The expert - who has previously warned people about the dark web and how it isn't as easy to access as you may think - offered his tips while appearing as a guest on the Shawn Ryan Show last year.
Criminals don't just exist in person, a lot of them are online and carry out their activities through hacking or the dark web.
Ryan Montgomery, an 'ethical hacker' and professional cyber security specialist, has highlighted five things we can do to stop these criminals from hacking into our devices.
Known for tracking down and exposing online predators, Montgomery went on the show to advise people of staying secure online.
Here are the key things he recommends:
Use a password manager
Pretty self-explanatory, but a password manager helps you keep track of all your passwords for your different accounts.
Strong, unique passwords are always recommended, and a manager will help you keep track of all of them in a safe, locked space.
Install an antivirus
Montgomery says this is essential, or you should 'consult with an IT company that has cybersecurity expertise or cybersecurity company.'
"One of those many options. But talk to somebody unless you're an expert yourself," he explains.
An antivirus protects your computer by detecting and removing viruses and other types of malware that could harm your device.
Use an RFID blocking wallet
RFID stands for radio-frequency identification, and it works by transmitting radio waves to identify and track 'tagged' objects.
Tech thieves may use an RFID reader to scan your credit card, and an RFID wallet blocks these waves, protecting your information.
Montgomery further explains: "If you wanna be extra safe, use a key FOB that has an RFID shield on it.
"That way, your key FOB doesn't work outside of that shield and can't be cloned."
Be cautious with websites you visit
Put simply by the ethical hacker: "If the browser's telling you the site looks unsafe, then it's probably unsafe."
But if you're told otherwise, he says to make sure the person telling you so is legitimate.
Use your common sense
A bit of an obvious one, but sometimes we can forget.
Montgomery states: "If something looks too good to be true, it probably is."

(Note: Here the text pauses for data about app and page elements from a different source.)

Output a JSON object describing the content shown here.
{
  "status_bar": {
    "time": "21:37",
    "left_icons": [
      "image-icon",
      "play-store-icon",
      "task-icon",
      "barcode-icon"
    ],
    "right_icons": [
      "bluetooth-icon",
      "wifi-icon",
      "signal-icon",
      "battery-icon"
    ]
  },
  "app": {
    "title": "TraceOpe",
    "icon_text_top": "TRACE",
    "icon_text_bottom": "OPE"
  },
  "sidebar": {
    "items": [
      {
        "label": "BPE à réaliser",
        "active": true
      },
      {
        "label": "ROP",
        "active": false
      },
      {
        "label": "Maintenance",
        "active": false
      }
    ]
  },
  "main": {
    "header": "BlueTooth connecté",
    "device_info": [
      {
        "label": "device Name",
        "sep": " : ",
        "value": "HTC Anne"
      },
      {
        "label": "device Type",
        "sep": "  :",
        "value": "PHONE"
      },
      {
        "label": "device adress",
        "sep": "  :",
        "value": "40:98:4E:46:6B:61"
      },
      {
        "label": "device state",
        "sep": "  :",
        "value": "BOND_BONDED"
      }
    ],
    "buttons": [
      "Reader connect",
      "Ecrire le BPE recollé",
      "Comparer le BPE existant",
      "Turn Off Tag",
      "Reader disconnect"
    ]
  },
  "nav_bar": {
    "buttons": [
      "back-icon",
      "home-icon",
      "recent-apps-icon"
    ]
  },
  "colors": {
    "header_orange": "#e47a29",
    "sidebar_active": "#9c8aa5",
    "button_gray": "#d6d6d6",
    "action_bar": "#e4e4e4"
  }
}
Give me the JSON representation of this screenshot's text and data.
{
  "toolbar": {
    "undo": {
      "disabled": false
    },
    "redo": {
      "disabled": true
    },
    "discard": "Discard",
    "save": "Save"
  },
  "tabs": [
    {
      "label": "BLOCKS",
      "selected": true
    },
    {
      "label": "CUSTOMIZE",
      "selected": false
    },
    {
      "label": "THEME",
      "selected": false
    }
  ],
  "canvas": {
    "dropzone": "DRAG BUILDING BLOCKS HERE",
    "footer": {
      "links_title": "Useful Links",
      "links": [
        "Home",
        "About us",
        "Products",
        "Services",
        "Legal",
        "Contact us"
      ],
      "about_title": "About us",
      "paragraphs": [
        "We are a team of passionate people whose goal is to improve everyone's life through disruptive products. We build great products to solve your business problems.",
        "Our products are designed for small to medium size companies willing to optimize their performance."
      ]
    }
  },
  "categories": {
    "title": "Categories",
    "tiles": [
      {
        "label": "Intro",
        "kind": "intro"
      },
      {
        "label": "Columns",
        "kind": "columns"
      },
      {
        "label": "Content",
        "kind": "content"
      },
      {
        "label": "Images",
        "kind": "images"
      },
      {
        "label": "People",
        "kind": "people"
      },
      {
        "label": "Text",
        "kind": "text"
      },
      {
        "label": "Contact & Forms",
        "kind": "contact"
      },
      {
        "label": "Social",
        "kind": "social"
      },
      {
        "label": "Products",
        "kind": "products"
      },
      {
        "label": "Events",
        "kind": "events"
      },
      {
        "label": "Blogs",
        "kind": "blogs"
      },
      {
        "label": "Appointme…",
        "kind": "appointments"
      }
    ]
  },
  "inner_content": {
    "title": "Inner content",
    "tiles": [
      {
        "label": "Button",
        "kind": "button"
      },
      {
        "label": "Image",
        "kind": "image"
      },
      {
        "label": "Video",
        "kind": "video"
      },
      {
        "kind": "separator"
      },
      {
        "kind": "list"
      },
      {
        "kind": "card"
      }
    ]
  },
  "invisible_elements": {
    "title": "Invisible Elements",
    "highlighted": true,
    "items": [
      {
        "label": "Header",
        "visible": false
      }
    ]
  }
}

So, there you have it.
If you are unsure about anything, be sure to contact an IT or cybersecurity company for advise.Featured Image Credit: Tiktok/TheShawnRyanShow/Getty Stock Image